- TASK BRIEF:
Could every line of the data be copied out once more, exactly?

Top of SUPPLIED MATERIAL

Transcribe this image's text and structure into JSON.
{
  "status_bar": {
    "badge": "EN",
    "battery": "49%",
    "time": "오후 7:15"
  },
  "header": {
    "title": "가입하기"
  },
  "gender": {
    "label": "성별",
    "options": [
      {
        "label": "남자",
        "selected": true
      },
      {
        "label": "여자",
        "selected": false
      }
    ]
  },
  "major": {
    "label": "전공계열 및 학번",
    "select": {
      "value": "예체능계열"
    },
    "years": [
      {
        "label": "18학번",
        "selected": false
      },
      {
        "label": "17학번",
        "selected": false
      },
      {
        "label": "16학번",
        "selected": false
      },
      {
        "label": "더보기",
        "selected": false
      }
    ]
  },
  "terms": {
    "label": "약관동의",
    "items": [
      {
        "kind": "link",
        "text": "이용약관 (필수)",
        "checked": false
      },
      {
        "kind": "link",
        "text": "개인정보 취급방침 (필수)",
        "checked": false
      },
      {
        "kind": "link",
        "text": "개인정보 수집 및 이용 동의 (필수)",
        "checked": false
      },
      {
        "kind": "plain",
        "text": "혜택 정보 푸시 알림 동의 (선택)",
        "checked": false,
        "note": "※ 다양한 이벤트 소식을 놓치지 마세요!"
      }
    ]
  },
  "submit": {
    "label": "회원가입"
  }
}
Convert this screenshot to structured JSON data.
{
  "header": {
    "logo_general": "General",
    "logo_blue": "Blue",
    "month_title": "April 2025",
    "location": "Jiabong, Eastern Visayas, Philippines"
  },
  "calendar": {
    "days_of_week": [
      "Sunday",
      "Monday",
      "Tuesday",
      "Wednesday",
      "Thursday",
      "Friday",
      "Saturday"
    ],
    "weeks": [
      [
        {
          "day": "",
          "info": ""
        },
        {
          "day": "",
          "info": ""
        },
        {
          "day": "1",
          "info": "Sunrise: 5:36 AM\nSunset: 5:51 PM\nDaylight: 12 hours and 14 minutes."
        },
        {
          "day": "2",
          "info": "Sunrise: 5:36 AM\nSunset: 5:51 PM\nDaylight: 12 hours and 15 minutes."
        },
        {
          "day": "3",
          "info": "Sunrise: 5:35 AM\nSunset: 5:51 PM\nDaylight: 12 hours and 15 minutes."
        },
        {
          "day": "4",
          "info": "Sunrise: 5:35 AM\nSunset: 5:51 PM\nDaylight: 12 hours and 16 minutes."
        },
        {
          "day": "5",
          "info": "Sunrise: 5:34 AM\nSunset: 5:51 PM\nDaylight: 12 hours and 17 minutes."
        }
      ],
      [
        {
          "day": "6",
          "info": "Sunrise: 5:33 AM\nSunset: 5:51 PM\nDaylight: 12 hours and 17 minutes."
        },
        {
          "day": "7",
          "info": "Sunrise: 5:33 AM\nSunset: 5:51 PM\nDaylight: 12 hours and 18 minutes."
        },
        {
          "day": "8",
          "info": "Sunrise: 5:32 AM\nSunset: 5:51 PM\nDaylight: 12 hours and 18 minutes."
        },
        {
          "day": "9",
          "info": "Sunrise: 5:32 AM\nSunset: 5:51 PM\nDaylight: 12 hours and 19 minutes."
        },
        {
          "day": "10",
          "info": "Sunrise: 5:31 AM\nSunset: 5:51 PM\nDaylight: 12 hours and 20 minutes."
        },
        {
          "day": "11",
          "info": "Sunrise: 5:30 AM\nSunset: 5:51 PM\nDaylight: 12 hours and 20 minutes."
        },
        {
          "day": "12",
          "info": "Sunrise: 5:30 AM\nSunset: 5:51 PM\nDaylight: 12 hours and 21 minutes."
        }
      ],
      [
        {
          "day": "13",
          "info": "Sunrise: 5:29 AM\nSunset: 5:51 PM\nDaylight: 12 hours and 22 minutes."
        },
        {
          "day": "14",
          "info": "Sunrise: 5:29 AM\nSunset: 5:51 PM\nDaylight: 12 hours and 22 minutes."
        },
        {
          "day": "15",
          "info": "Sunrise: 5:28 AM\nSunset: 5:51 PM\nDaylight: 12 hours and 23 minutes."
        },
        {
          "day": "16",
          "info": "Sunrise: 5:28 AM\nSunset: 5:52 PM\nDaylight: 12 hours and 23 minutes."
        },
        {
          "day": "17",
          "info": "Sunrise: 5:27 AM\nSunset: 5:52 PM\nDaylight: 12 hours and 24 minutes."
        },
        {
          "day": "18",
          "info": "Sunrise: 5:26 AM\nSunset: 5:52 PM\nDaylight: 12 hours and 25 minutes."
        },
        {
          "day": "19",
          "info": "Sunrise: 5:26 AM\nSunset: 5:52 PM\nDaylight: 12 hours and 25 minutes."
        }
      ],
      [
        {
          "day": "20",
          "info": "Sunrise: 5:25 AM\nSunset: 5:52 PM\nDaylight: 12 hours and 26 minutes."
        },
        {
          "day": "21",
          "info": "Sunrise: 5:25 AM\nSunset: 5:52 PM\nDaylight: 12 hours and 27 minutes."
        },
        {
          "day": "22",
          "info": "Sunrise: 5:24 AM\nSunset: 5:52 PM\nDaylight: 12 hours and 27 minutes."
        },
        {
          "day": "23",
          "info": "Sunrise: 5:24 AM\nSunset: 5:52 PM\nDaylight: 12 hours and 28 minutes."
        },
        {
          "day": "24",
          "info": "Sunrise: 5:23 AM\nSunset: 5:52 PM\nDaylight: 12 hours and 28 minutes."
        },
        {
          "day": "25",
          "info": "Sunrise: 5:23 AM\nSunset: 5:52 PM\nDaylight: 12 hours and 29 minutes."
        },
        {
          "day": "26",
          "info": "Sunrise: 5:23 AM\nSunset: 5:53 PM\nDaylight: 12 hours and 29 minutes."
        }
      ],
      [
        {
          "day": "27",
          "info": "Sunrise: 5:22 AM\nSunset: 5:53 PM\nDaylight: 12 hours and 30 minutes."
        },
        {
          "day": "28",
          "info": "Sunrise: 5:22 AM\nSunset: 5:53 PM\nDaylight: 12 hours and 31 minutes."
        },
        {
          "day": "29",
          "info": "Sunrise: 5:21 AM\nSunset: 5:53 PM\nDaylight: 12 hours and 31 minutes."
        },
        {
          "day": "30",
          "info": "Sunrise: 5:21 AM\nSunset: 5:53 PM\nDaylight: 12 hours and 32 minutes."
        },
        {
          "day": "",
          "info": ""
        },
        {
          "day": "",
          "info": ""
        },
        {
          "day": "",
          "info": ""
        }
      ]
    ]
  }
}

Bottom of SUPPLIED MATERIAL

- SOLUTION FOR THIS TASK:
Transcribe this image's text and structure into JSON.
{
  "status_bar": {
    "badge": "EN",
    "battery": "49%",
    "time": "오후 7:15"
  },
  "header": {
    "title": "가입하기"
  },
  "gender": {
    "label": "성별",
    "options": [
      {
        "label": "남자",
        "selected": true
      },
      {
        "label": "여자",
        "selected": false
      }
    ]
  },
  "major": {
    "label": "전공계열 및 학번",
    "select": {
      "value": "예체능계열"
    },
    "years": [
      {
        "label": "18학번",
        "selected": false
      },
      {
        "label": "17학번",
        "selected": false
      },
      {
        "label": "16학번",
        "selected": false
      },
      {
        "label": "더보기",
        "selected": false
      }
    ]
  },
  "terms": {
    "label": "약관동의",
    "items": [
      {
        "kind": "link",
        "text": "이용약관 (필수)",
        "checked": false
      },
      {
        "kind": "link",
        "text": "개인정보 취급방침 (필수)",
        "checked": false
      },
      {
        "kind": "link",
        "text": "개인정보 수집 및 이용 동의 (필수)",
        "checked": false
      },
      {
        "kind": "plain",
        "text": "혜택 정보 푸시 알림 동의 (선택)",
        "checked": false,
        "note": "※ 다양한 이벤트 소식을 놓치지 마세요!"
      }
    ]
  },
  "submit": {
    "label": "회원가입"
  }
}
Convert this screenshot to structured JSON data.
{
  "header": {
    "logo_general": "General",
    "logo_blue": "Blue",
    "month_title": "April 2025",
    "location": "Jiabong, Eastern Visayas, Philippines"
  },
  "calendar": {
    "days_of_week": [
      "Sunday",
      "Monday",
      "Tuesday",
      "Wednesday",
      "Thursday",
      "Friday",
      "Saturday"
    ],
    "weeks": [
      [
        {
          "day": "",
          "info": ""
        },
        {
          "day": "",
          "info": ""
        },
        {
          "day": "1",
          "info": "Sunrise: 5:36 AM\nSunset: 5:51 PM\nDaylight: 12 hours and 14 minutes."
        },
        {
          "day": "2",
          "info": "Sunrise: 5:36 AM\nSunset: 5:51 PM\nDaylight: 12 hours and 15 minutes."
        },
        {
          "day": "3",
          "info": "Sunrise: 5:35 AM\nSunset: 5:51 PM\nDaylight: 12 hours and 15 minutes."
        },
        {
          "day": "4",
          "info": "Sunrise: 5:35 AM\nSunset: 5:51 PM\nDaylight: 12 hours and 16 minutes."
        },
        {
          "day": "5",
          "info": "Sunrise: 5:34 AM\nSunset: 5:51 PM\nDaylight: 12 hours and 17 minutes."
        }
      ],
      [
        {
          "day": "6",
          "info": "Sunrise: 5:33 AM\nSunset: 5:51 PM\nDaylight: 12 hours and 17 minutes."
        },
        {
          "day": "7",
          "info": "Sunrise: 5:33 AM\nSunset: 5:51 PM\nDaylight: 12 hours and 18 minutes."
        },
        {
          "day": "8",
          "info": "Sunrise: 5:32 AM\nSunset: 5:51 PM\nDaylight: 12 hours and 18 minutes."
        },
        {
          "day": "9",
          "info": "Sunrise: 5:32 AM\nSunset: 5:51 PM\nDaylight: 12 hours and 19 minutes."
        },
        {
          "day": "10",
          "info": "Sunrise: 5:31 AM\nSunset: 5:51 PM\nDaylight: 12 hours and 20 minutes."
        },
        {
          "day": "11",
          "info": "Sunrise: 5:30 AM\nSunset: 5:51 PM\nDaylight: 12 hours and 20 minutes."
        },
        {
          "day": "12",
          "info": "Sunrise: 5:30 AM\nSunset: 5:51 PM\nDaylight: 12 hours and 21 minutes."
        }
      ],
      [
        {
          "day": "13",
          "info": "Sunrise: 5:29 AM\nSunset: 5:51 PM\nDaylight: 12 hours and 22 minutes."
        },
        {
          "day": "14",
          "info": "Sunrise: 5:29 AM\nSunset: 5:51 PM\nDaylight: 12 hours and 22 minutes."
        },
        {
          "day": "15",
          "info": "Sunrise: 5:28 AM\nSunset: 5:51 PM\nDaylight: 12 hours and 23 minutes."
        },
        {
          "day": "16",
          "info": "Sunrise: 5:28 AM\nSunset: 5:52 PM\nDaylight: 12 hours and 23 minutes."
        },
        {
          "day": "17",
          "info": "Sunrise: 5:27 AM\nSunset: 5:52 PM\nDaylight: 12 hours and 24 minutes."
        },
        {
          "day": "18",
          "info": "Sunrise: 5:26 AM\nSunset: 5:52 PM\nDaylight: 12 hours and 25 minutes."
        },
        {
          "day": "19",
          "info": "Sunrise: 5:26 AM\nSunset: 5:52 PM\nDaylight: 12 hours and 25 minutes."
        }
      ],
      [
        {
          "day": "20",
          "info": "Sunrise: 5:25 AM\nSunset: 5:52 PM\nDaylight: 12 hours and 26 minutes."
        },
        {
          "day": "21",
          "info": "Sunrise: 5:25 AM\nSunset: 5:52 PM\nDaylight: 12 hours and 27 minutes."
        },
        {
          "day": "22",
          "info": "Sunrise: 5:24 AM\nSunset: 5:52 PM\nDaylight: 12 hours and 27 minutes."
        },
        {
          "day": "23",
          "info": "Sunrise: 5:24 AM\nSunset: 5:52 PM\nDaylight: 12 hours and 28 minutes."
        },
        {
          "day": "24",
          "info": "Sunrise: 5:23 AM\nSunset: 5:52 PM\nDaylight: 12 hours and 28 minutes."
        },
        {
          "day": "25",
          "info": "Sunrise: 5:23 AM\nSunset: 5:52 PM\nDaylight: 12 hours and 29 minutes."
        },
        {
          "day": "26",
          "info": "Sunrise: 5:23 AM\nSunset: 5:53 PM\nDaylight: 12 hours and 29 minutes."
        }
      ],
      [
        {
          "day": "27",
          "info": "Sunrise: 5:22 AM\nSunset: 5:53 PM\nDaylight: 12 hours and 30 minutes."
        },
        {
          "day": "28",
          "info": "Sunrise: 5:22 AM\nSunset: 5:53 PM\nDaylight: 12 hours and 31 minutes."
        },
        {
          "day": "29",
          "info": "Sunrise: 5:21 AM\nSunset: 5:53 PM\nDaylight: 12 hours and 31 minutes."
        },
        {
          "day": "30",
          "info": "Sunrise: 5:21 AM\nSunset: 5:53 PM\nDaylight: 12 hours and 32 minutes."
        },
        {
          "day": "",
          "info": ""
        },
        {
          "day": "",
          "info": ""
        },
        {
          "day": "",
          "info": ""
        }
      ]
    ]
  }
}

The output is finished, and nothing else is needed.